Gold leaf is applied before the icon is painted, typically for the halo around a figure’s head. Then color is added, made of natural pigments from the earth mixed with water, a little bit of vinegar and egg yolk. An egg yolk wash sets the color when the icon is complete, then it’s sealed with beeswax.

There’s meaning to every step, Flerchinger said, including near the beginning of the process when the whole board is painted a beige-brown color representing the chaos that existed before God brought light to the world.

“In the chaos, we find our lines and we start putting the color down,” she said.

Layers of pigment are applied to create the subject’s visage and garments, and “every color means something.”

Red symbolizes Jesus’ divinity, she said, and his blue cloak represents his incarnation, or taking on human form. A gold sash shows his kingship.

The Virgin Mary’s garments are in reverse, with blue undergarments for her humanity and a red cloak for the divinity that came to her through Jesus.

St. Lydia discovered she could make a purple dye from snails, and she built a successful business selling  her uniquely-hued cloth to wealthy clients. She was the first person the apostle Paul converted to Christianity and typically is depicted wearing purple.

Higgins relates the history of the saints being painted while the students work, blending technical instruction with biblical teaching.

“He tells the stories, and then you put the paint down,” Flerchinger said. “I knew the stories of saints, but this — you almost live it.”

Stone (she/her) can be reached at mstone@inland360.com.


“Spring/ICONS/Back in the Day”

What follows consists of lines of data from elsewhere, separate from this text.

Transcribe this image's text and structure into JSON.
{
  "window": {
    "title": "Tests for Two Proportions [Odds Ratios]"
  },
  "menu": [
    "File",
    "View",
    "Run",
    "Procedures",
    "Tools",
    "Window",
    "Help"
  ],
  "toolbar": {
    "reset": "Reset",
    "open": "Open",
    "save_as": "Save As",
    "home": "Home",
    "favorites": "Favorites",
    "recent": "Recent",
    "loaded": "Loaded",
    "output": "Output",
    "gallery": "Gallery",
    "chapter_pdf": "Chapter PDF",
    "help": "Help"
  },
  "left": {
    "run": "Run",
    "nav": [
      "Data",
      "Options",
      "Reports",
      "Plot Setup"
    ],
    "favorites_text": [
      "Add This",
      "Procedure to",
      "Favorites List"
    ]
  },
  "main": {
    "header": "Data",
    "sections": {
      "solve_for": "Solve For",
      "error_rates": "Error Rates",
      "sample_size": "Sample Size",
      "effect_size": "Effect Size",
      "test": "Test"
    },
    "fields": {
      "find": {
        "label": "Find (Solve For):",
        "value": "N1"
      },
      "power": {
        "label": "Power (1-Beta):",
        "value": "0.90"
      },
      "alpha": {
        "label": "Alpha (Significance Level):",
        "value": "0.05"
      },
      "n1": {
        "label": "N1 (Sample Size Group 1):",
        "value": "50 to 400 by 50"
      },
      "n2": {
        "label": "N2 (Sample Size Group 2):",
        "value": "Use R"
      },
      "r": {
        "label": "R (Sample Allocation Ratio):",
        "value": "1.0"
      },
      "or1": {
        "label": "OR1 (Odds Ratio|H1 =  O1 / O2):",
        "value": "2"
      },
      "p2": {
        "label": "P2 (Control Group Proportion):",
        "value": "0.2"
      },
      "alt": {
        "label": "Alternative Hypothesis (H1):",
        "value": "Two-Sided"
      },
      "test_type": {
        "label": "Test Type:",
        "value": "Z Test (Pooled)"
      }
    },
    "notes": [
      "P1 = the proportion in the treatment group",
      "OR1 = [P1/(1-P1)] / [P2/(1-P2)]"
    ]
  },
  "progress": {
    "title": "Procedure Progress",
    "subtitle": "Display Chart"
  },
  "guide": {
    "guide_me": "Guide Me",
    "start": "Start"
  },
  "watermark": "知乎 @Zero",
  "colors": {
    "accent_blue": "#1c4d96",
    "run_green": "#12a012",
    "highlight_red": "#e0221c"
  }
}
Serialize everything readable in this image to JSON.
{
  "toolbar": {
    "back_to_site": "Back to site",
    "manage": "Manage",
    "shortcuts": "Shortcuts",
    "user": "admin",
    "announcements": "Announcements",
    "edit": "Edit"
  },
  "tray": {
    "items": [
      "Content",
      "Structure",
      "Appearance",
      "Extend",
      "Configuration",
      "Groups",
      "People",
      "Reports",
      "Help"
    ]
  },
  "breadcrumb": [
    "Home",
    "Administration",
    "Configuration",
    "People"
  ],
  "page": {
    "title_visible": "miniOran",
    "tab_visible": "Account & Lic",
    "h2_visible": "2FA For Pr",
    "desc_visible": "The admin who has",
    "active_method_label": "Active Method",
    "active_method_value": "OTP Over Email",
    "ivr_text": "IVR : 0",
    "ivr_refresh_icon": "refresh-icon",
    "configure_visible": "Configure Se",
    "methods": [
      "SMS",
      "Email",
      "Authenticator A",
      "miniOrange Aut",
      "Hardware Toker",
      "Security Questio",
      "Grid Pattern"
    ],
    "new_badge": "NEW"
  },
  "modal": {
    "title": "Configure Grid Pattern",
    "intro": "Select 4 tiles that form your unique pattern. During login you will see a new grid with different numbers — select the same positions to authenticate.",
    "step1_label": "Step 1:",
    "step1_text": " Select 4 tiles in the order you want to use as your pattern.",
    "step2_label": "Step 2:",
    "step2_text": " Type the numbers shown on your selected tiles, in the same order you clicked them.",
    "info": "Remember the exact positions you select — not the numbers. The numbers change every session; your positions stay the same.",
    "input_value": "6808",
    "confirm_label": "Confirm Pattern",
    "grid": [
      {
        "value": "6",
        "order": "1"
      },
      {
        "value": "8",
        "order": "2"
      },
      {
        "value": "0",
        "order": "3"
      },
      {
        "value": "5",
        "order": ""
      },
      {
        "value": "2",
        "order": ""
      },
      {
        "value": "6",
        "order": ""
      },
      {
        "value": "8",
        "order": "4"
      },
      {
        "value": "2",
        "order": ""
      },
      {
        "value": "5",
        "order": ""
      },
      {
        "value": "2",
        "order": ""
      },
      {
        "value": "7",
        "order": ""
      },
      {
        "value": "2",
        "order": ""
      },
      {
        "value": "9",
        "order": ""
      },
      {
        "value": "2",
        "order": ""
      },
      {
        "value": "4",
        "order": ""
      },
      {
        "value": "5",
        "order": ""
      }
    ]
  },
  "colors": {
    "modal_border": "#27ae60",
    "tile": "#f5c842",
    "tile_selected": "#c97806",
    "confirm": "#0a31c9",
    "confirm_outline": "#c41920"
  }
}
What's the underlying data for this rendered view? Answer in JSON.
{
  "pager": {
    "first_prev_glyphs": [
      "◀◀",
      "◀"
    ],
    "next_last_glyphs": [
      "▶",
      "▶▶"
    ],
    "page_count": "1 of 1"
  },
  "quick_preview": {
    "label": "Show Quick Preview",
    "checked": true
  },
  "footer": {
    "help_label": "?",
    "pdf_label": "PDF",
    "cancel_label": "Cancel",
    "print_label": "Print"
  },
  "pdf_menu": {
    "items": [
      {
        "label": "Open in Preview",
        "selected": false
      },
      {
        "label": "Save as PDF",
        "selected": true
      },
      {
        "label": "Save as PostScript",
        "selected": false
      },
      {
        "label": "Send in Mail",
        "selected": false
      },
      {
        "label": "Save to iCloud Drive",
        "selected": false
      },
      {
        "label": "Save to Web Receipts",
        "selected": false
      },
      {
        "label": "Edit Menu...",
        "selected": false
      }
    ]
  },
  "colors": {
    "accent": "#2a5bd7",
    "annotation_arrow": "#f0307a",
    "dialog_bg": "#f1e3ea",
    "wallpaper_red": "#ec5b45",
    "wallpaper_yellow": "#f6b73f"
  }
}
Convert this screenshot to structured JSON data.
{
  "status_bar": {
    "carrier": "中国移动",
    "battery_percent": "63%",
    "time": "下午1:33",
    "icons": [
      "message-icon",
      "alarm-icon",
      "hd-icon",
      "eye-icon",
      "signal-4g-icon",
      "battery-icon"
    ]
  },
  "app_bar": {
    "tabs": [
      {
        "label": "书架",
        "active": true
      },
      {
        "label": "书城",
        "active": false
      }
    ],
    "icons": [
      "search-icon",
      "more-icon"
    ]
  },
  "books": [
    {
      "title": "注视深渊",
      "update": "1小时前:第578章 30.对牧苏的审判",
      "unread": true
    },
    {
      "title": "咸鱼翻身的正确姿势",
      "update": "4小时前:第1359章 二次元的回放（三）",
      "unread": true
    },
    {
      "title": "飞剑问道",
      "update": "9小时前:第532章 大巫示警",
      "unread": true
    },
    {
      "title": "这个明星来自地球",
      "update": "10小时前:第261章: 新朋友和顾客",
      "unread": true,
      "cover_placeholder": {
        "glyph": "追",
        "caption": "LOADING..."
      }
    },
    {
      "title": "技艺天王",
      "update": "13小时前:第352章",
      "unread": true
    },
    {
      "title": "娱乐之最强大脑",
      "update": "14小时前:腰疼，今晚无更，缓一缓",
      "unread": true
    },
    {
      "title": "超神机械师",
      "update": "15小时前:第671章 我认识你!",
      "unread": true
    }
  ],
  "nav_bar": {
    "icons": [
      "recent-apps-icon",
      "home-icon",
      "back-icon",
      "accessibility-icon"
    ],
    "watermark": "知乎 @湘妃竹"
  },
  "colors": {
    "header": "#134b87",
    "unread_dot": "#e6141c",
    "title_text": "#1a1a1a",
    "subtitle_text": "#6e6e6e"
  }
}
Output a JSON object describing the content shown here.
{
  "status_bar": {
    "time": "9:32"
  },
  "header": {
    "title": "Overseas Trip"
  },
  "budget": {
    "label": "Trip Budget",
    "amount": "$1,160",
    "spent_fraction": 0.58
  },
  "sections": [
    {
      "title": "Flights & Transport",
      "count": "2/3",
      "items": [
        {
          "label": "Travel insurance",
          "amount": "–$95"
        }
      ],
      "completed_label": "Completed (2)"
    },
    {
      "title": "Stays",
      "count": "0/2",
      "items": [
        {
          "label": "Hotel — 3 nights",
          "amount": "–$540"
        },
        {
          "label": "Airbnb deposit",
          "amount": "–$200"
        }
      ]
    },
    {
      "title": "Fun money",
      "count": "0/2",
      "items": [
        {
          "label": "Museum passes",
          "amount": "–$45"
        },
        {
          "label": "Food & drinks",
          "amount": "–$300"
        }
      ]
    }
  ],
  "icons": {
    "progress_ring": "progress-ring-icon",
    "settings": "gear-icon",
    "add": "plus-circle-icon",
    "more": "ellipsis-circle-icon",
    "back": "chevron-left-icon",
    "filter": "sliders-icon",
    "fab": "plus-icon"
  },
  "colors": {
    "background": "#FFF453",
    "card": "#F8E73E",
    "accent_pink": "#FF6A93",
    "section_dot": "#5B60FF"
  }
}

When: 10 a.m. to 5 p.m. Tuesdays through Fridays and 10 a.m. to 2 p.m. Saturdays through April 30.
click to enlarge ‘Into the realm of God’
Jordan Opp/Inland 360
Cecilia, patron saint of artists and musicians, painted by Mary Flerchinger.

Where: Blue Mountain Artisans Guild Art Center, 745 Main St., Pomeroy.

Cost: Free admission.

Of note: Exhibits include spring-themed paintings by guild members, a collection of local memorabilia dating back to the 1950s and icons painted by Mary Flerchinger.


Mary Flerchinger was one of five volunteers who started the Blue Mountain Artisans Guild in 2010.

The group didn’t have a gallery at the time, instead showing art at the high school, parks and cafes. The Shepherd Foundation — established by area farmers Helen and Harold Shepherd — bought the guild its original space in downtown Pomeroy, a brick building with wood floors, high ceilings and stained glass window accents. Two years later the Shepherd Foundation and Walla Walla-based Blue Mountain Community Foundation helped the group purchase the building next door, and the two spaces were joined, creating the current gallery.

Guild members pay $20 a year, with the 60-70 members split between donor-only and those who also display their art. The guild doesn’t charge a commission on art sold there, allowing creators to keep the full price.

Flerchinger writes grants, applying to organizations that fund the arts, for operating money, and members keep the building open.

“All of us are volunteers,” she said. “We just want to bring beauty to the community.”

Themes for the gallery’s typical six shows a year often are seasonal and also include student art and a “Man Cave” exhibit, during which area farmers and other men share their work.

The guild has a kiln, set up in a separate space behind the main building, for use by members who create pottery.

More information is at pomeroybmag.com.